CAFE is best remembered for its outstanding musicianship, playing a wide variety of musical genres, and of course the 10-foot long contrabass flute.  This is the fourth of four articles that explore this distinctive member of the flute family.  Thanks to for sharing this enlightening information.

Paige Dashner from Florida

Contrabass Flute vs. Subcontrabass Flute:

The Contrabass flute and the Subcontrabass flute are both incredibly low-pitched instruments that push the boundaries of the flute family. While they share similarities in terms of range and function, there are distinct differences between the two.

Size and Physical Characteristics

– The Contrabass flute, as mentioned earlier, is the largest member of the flute family. It stands as a giant among flutes, measuring around 8 to 9 feet in length and employing a bent design to facilitate playing. It is typically made of metal, such as silver or gold-plated brass, to support its size and ensure durability.

– The Subcontrabass flute takes the concept of low-pitched flutes to the extreme. It is even larger than the Contrabass flute, reaching an impressive length of over 15 feet. Its design often incorporates complex curves and extensions to accommodate the enormous size. Due to the immense length, the Subcontrabass flute is usually made of lightweight materials like carbon fiber to reduce its weight and make it more manageable for players.

Peter Sheridan performing the subcontrabass flute

Range and Transposition

– The Contrabass flute’s range extends down to C2 or even lower, providing a strong foundation in the lower register. Its deep and resonant sound contributes to its versatility in various musical contexts. Notated an octave above its sounding pitch, the Contrabass flute adds a distinctive low voice to the ensemble.

– The Subcontrabass flute goes even deeper than the Contrabass flute, reaching incredibly low pitches. Its range extends below the audible spectrum of the human ear, but it is capable of producing powerful vibrations that can be felt. The Subcontrabass flute is notated at its sounding pitch, allowing composers to explore new sonic possibilities in the extremely low register.

Tonality and Sound
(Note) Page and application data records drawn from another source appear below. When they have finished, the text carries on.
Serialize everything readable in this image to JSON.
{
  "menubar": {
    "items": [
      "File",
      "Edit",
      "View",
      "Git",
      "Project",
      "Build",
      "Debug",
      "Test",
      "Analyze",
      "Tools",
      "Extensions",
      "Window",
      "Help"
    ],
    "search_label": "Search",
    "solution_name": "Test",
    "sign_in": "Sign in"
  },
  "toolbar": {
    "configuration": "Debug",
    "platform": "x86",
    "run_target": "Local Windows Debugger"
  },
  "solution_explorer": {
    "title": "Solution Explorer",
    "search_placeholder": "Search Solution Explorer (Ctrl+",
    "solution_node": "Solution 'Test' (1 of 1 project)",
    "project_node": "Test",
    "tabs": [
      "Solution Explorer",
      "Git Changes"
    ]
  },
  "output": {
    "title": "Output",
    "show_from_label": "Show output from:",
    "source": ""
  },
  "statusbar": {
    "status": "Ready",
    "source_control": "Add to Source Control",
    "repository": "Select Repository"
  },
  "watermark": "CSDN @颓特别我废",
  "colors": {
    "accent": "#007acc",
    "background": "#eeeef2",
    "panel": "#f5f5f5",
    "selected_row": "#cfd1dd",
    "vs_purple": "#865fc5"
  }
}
– The Contrabass flute produces a warm, velvety, and full-bodied tone. Its low register adds depth and richness to the overall sound, providing a solid foundation for the ensemble. The Contrabass flute’s timbre blends well with other instruments, and its unique sound offers composers and performers a wide range of expressive possibilities.

– The Subcontrabass flute pushes the boundaries of what is traditionally considered flute-like. Its sound is characterized by its immense depth and power. While its extremely low register may not be suitable for every musical context, it offers a fascinating and otherworldly timbre that can be used for special effects or experimental compositions.



In conclusion, the Contrabass flute, Bass flute, and Subcontrabass flute are all remarkable instruments that expand the possibilities of the flute family. Each flute offers its own unique characteristics in terms of size, range, tonality, and sound production.

The Contrabass flute stands as the largest member of the flute family, providing a deep and resonant foundation with its warm and full-bodied tone. It is often used to enrich the lower register and add richness to ensemble compositions.

The Bass flute, although smaller than the Contrabass flute, still offers a lower range than the standard C flute. Its rich and sonorous tone adds depth and complexity to the flute section, making it a versatile instrument in various musical genres.

The Subcontrabass flute takes the concept of low pitches to the extreme, with an extraordinary range that extends beyond the limits of human hearing. Its immense size and unique timbre offer composers and performers opportunities for exploring new sonic territories and pushing the boundaries of flute music.

Overall, the Contrabass flute, Bass flute, and Subcontrabass flute contribute to the richness and diversity of the flute family, providing composers, performers, and audiences with a wide range of tonal possibilities and musical expressions.